I had a really good morning. I mean, really good.
I walked into my office and voila! I had a trashcan. This may not seem like a big deal to you, but I moved to a new office a few months ago and did not have a trashcan; I was in an office short-term before that and didn’t take the can that was in there when I moved, and the new office didn’t have one. So, since moving in I used a large plastic bag hung on the back of my office door. The housekeeping folks were very kind and each morning when I arrived the bag would be empty of my daily refuse. It worked fine and then, as I said, I walked in this morning and voila! a trashcan. With plastic liner and everything. Bliss, I tell you.
I work at a university that celebrates the beginning of the year with a day of spiritual emphasis; the purpose of the day is to allow all of us who work here to get realigned with our faith objective as a part of this community. We have worship time (which I cry through), a time in the Word (which I cry through), a time of personal reflection and prayer with communion (which I cry through), lunch (don’t cry through that, usually), and a final time of worship and commissioning into the new semester (which I cry through). It was a powerful morning.
But I went into the day with a plan: I would walk down to the event (activity points! Yay-yuh!), and since my son is growing like a late-blooming flower I would stop at the local discount clothing store (which is right on my path back to the office; Yay-yuh!) and pick him up a couple pairs of jeans. All was going according to plan: I cried through the morning, the sun was out, the day was crisp, and I had jeans to buy. As I approached the intersection to cross over to the side of the street where the discount store is located, I was verbally accosted by a demoniac.
This woman was possessed, like for real-honest-and-true-demon-in-her-like-the-Bible-says-in-the-Gospels. She could not stand still and was shouting obscenities at anything moving. And then she saw me. Obviously, I raised the wrath of whatever was causing turmoil within her; she called me a @*%er *^%ch (Hint: first word rhymes with “bigger,” second word rhymes with “witch”). Not once. Not twice. At least four times. Remember, I had a plan? At this stage of the plan, I would cross the intersection in a southerly direction, then cross again in a westerly direction in order to attain the discount clothing store. As I walked toward the crossing button (you know, the thing you mash incessantly, when once will do, to alert the traffic signal to your presence), she began shouting and carrying on as indicated above, with the lovely “bigger witch”

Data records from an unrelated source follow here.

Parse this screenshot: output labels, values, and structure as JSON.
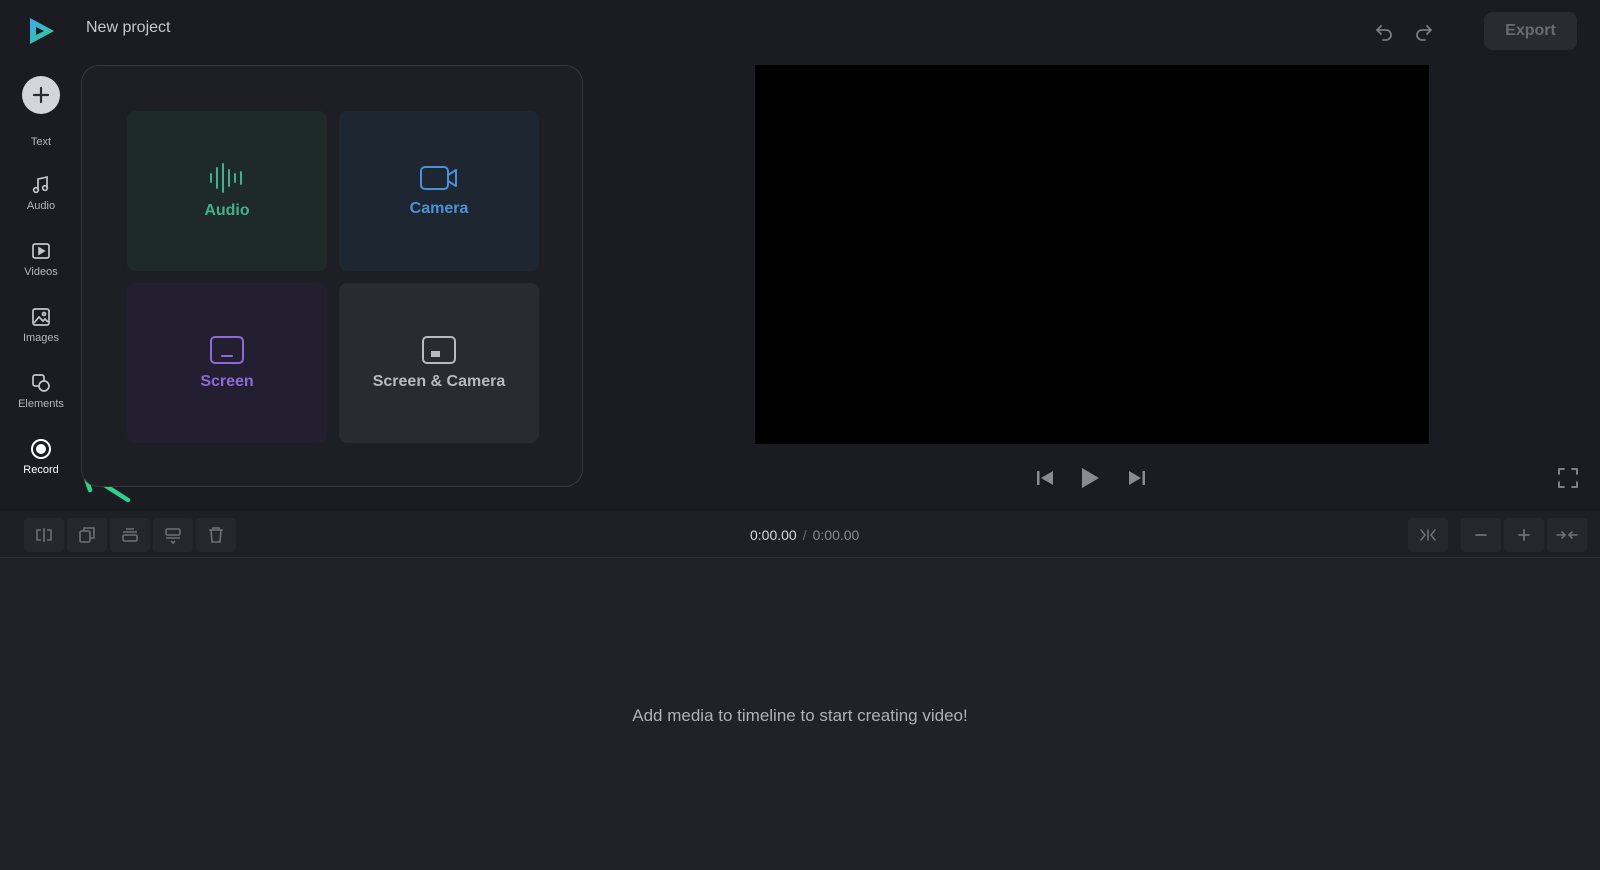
{
  "app": {
    "project_title": "New project",
    "export_label": "Export",
    "accent_color": "#2fd08a"
  },
  "sidebar": {
    "items": [
      {
        "label": "Text",
        "icon": "plus-icon"
      },
      {
        "label": "Audio",
        "icon": "music-note-icon"
      },
      {
        "label": "Videos",
        "icon": "video-play-icon"
      },
      {
        "label": "Images",
        "icon": "image-icon"
      },
      {
        "label": "Elements",
        "icon": "shapes-icon"
      },
      {
        "label": "Record",
        "icon": "record-icon"
      }
    ]
  },
  "record_panel": {
    "options": [
      {
        "label": "Audio",
        "icon": "waveform-icon",
        "color": "#43b08a"
      },
      {
        "label": "Camera",
        "icon": "camera-icon",
        "color": "#4a92d8"
      },
      {
        "label": "Screen",
        "icon": "screen-icon",
        "color": "#8d6ad8"
      },
      {
        "label": "Screen & Camera",
        "icon": "screen-camera-icon",
        "color": "#b9bac0"
      }
    ]
  },
  "timeline": {
    "current_time": "0:00.00",
    "separator": "/",
    "total_time": "0:00.00",
    "empty_message": "Add media to timeline to start creating video!"
  }
}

(not) phrase interspersed with “I’ll bust you in the head. Yeah, you, bigger witch.”
To hopefully avoid her, I redirected my plan to move in a westerly crossing first, which put my back to her. Which did nothing to stop her yelling. I withered across the intersection and when appropriate, crossed in the southerly direction and made my way dejectedly to the discount clothing store.
I was able to find what I needed and went to the counter. I was greeted by a pleasant young man who asked me how my day was going, at which point I simply gushed, “Well, I was yelled at by a terrible crazy woman at the intersection; she called me all sorts of things. Very unpleasant, but I didn’t have time for all that–I had to come buy jeans for my son!” We smiled at each other as he wearily shook his head and replied, “Oh, I understand; some people’s New Year has not turned out as they wanted. I have been called all sorts of things here.”
Did you catch it?
I had come to the counter, undone by the conviction of my morning, rejuvenated by the fabulous sharing at the work event, and completely undone by the cruel yelling of the crazy woman, only to be completely completely undone by the humility of this young man at the counter who rang up my son’s jeans. I had insults hurled at me for the length of time it took me to cross a part of an intersection, while this young man has insults hurled at him for hours out of his week while he serves customers at the discount clothing store.
The insults I received were from an obviously unwell woman. The insults he receives are from supposedly sane shoppers.
I am no longer undone. At least not by that.
God is fabulous at bringing real situations into our line of vision when we get off-course. I thought I had been undone by one unwell woman’s ugly, only to be reminded by a kind young man that he is holding his head up high despite attempts to undo him that come from many people’s ugly. I left the store with my purchase and again went out into the sunny, crisp day to walk back to my office. I hope to remember him, and his experience the next time I feel undone by the ugly (please pray that my sieve-like memory holds up for this one…).
Here’s hoping that your day is fabulous and that you will not be undone by the ugly. Better yet, here’s hoping that you won’t be the ugly that undoes someone else.